▸ **MATERIALS PROVIDED**:
[Start of Attachment]
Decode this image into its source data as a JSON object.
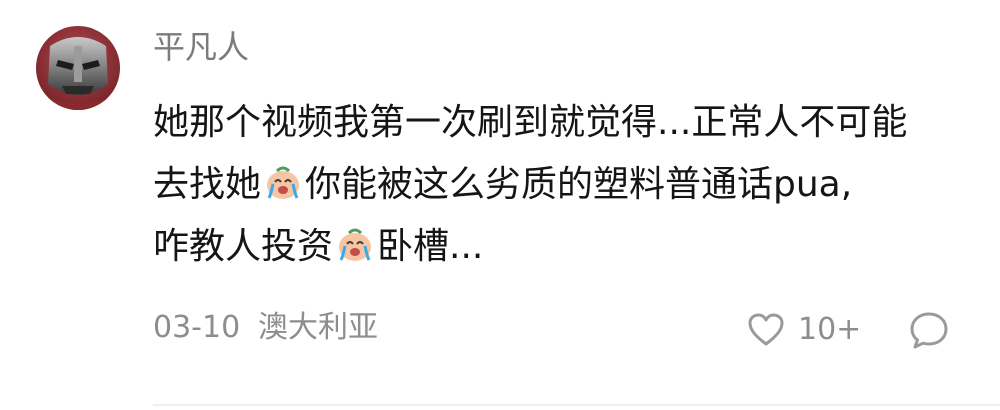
{
  "comment": {
    "username": "平凡人",
    "lines": [
      {
        "before": "她那个视频我第一次刷到就觉得...正常人不可能",
        "emoji": "",
        "after": ""
      },
      {
        "before": "去找她",
        "emoji": "crying-face",
        "after": "你能被这么劣质的塑料普通话pua,"
      },
      {
        "before": "咋教人投资",
        "emoji": "crying-face",
        "after": "卧槽..."
      }
    ],
    "date": "03-10",
    "location": "澳大利亚",
    "like_count": "10+",
    "icons": {
      "avatar": "iron-man-helmet-avatar",
      "like": "heart-icon",
      "reply": "comment-bubble-icon",
      "emoji": "crying-face-icon"
    },
    "colors": {
      "username": "#7b7b7b",
      "text": "#151515",
      "meta": "#8d8d8d",
      "icon_stroke": "#9a9a9a"
    }
  }
}
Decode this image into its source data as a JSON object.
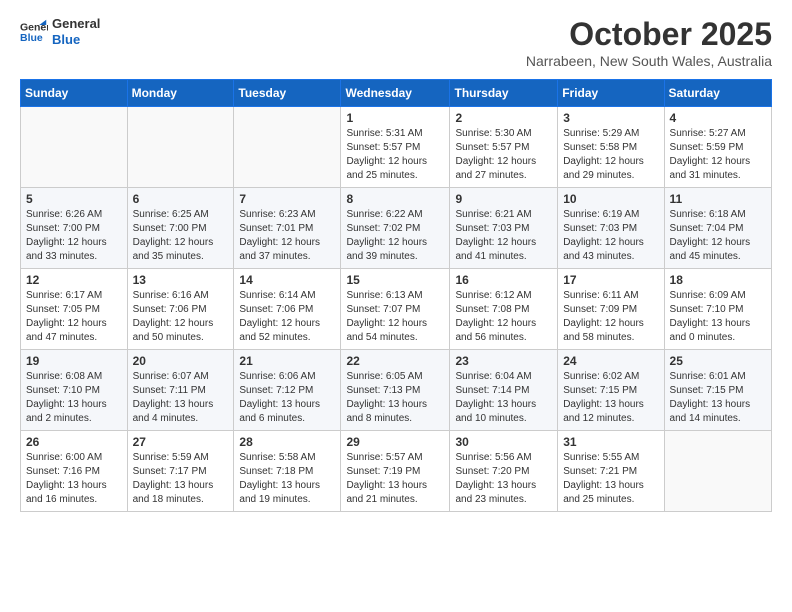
{
  "header": {
    "logo_line1": "General",
    "logo_line2": "Blue",
    "month": "October 2025",
    "location": "Narrabeen, New South Wales, Australia"
  },
  "days_of_week": [
    "Sunday",
    "Monday",
    "Tuesday",
    "Wednesday",
    "Thursday",
    "Friday",
    "Saturday"
  ],
  "weeks": [
    [
      {
        "day": "",
        "info": ""
      },
      {
        "day": "",
        "info": ""
      },
      {
        "day": "",
        "info": ""
      },
      {
        "day": "1",
        "info": "Sunrise: 5:31 AM\nSunset: 5:57 PM\nDaylight: 12 hours\nand 25 minutes."
      },
      {
        "day": "2",
        "info": "Sunrise: 5:30 AM\nSunset: 5:57 PM\nDaylight: 12 hours\nand 27 minutes."
      },
      {
        "day": "3",
        "info": "Sunrise: 5:29 AM\nSunset: 5:58 PM\nDaylight: 12 hours\nand 29 minutes."
      },
      {
        "day": "4",
        "info": "Sunrise: 5:27 AM\nSunset: 5:59 PM\nDaylight: 12 hours\nand 31 minutes."
      }
    ],
    [
      {
        "day": "5",
        "info": "Sunrise: 6:26 AM\nSunset: 7:00 PM\nDaylight: 12 hours\nand 33 minutes."
      },
      {
        "day": "6",
        "info": "Sunrise: 6:25 AM\nSunset: 7:00 PM\nDaylight: 12 hours\nand 35 minutes."
      },
      {
        "day": "7",
        "info": "Sunrise: 6:23 AM\nSunset: 7:01 PM\nDaylight: 12 hours\nand 37 minutes."
      },
      {
        "day": "8",
        "info": "Sunrise: 6:22 AM\nSunset: 7:02 PM\nDaylight: 12 hours\nand 39 minutes."
      },
      {
        "day": "9",
        "info": "Sunrise: 6:21 AM\nSunset: 7:03 PM\nDaylight: 12 hours\nand 41 minutes."
      },
      {
        "day": "10",
        "info": "Sunrise: 6:19 AM\nSunset: 7:03 PM\nDaylight: 12 hours\nand 43 minutes."
      },
      {
        "day": "11",
        "info": "Sunrise: 6:18 AM\nSunset: 7:04 PM\nDaylight: 12 hours\nand 45 minutes."
      }
    ],
    [
      {
        "day": "12",
        "info": "Sunrise: 6:17 AM\nSunset: 7:05 PM\nDaylight: 12 hours\nand 47 minutes."
      },
      {
        "day": "13",
        "info": "Sunrise: 6:16 AM\nSunset: 7:06 PM\nDaylight: 12 hours\nand 50 minutes."
      },
      {
        "day": "14",
        "info": "Sunrise: 6:14 AM\nSunset: 7:06 PM\nDaylight: 12 hours\nand 52 minutes."
      },
      {
        "day": "15",
        "info": "Sunrise: 6:13 AM\nSunset: 7:07 PM\nDaylight: 12 hours\nand 54 minutes."
      },
      {
        "day": "16",
        "info": "Sunrise: 6:12 AM\nSunset: 7:08 PM\nDaylight: 12 hours\nand 56 minutes."
      },
      {
        "day": "17",
        "info": "Sunrise: 6:11 AM\nSunset: 7:09 PM\nDaylight: 12 hours\nand 58 minutes."
      },
      {
        "day": "18",
        "info": "Sunrise: 6:09 AM\nSunset: 7:10 PM\nDaylight: 13 hours\nand 0 minutes."
      }
    ],
    [
      {
        "day": "19",
        "info": "Sunrise: 6:08 AM\nSunset: 7:10 PM\nDaylight: 13 hours\nand 2 minutes."
      },
      {
        "day": "20",
        "info": "Sunrise: 6:07 AM\nSunset: 7:11 PM\nDaylight: 13 hours\nand 4 minutes."
      },
      {
        "day": "21",
        "info": "Sunrise: 6:06 AM\nSunset: 7:12 PM\nDaylight: 13 hours\nand 6 minutes."
      },
      {
        "day": "22",
        "info": "Sunrise: 6:05 AM\nSunset: 7:13 PM\nDaylight: 13 hours\nand 8 minutes."
      },
      {
        "day": "23",
        "info": "Sunrise: 6:04 AM\nSunset: 7:14 PM\nDaylight: 13 hours\nand 10 minutes."
      },
      {
        "day": "24",
        "info": "Sunrise: 6:02 AM\nSunset: 7:15 PM\nDaylight: 13 hours\nand 12 minutes."
      },
      {
        "day": "25",
        "info": "Sunrise: 6:01 AM\nSunset: 7:15 PM\nDaylight: 13 hours\nand 14 minutes."
      }
    ],
    [
      {
        "day": "26",
        "info": "Sunrise: 6:00 AM\nSunset: 7:16 PM\nDaylight: 13 hours\nand 16 minutes."
      },
      {
        "day": "27",
        "info": "Sunrise: 5:59 AM\nSunset: 7:17 PM\nDaylight: 13 hours\nand 18 minutes."
      },
      {
        "day": "28",
        "info": "Sunrise: 5:58 AM\nSunset: 7:18 PM\nDaylight: 13 hours\nand 19 minutes."
      },
      {
        "day": "29",
        "info": "Sunrise: 5:57 AM\nSunset: 7:19 PM\nDaylight: 13 hours\nand 21 minutes."
      },
      {
        "day": "30",
        "info": "Sunrise: 5:56 AM\nSunset: 7:20 PM\nDaylight: 13 hours\nand 23 minutes."
      },
      {
        "day": "31",
        "info": "Sunrise: 5:55 AM\nSunset: 7:21 PM\nDaylight: 13 hours\nand 25 minutes."
      },
      {
        "day": "",
        "info": ""
      }
    ]
  ]
}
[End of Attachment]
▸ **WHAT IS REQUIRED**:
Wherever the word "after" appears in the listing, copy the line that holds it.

▸ **EXERCISE SOLUTION**:
        "after": ""
        "after": "你能被这么劣质的塑料普通话pua,"
        "after": "卧槽..."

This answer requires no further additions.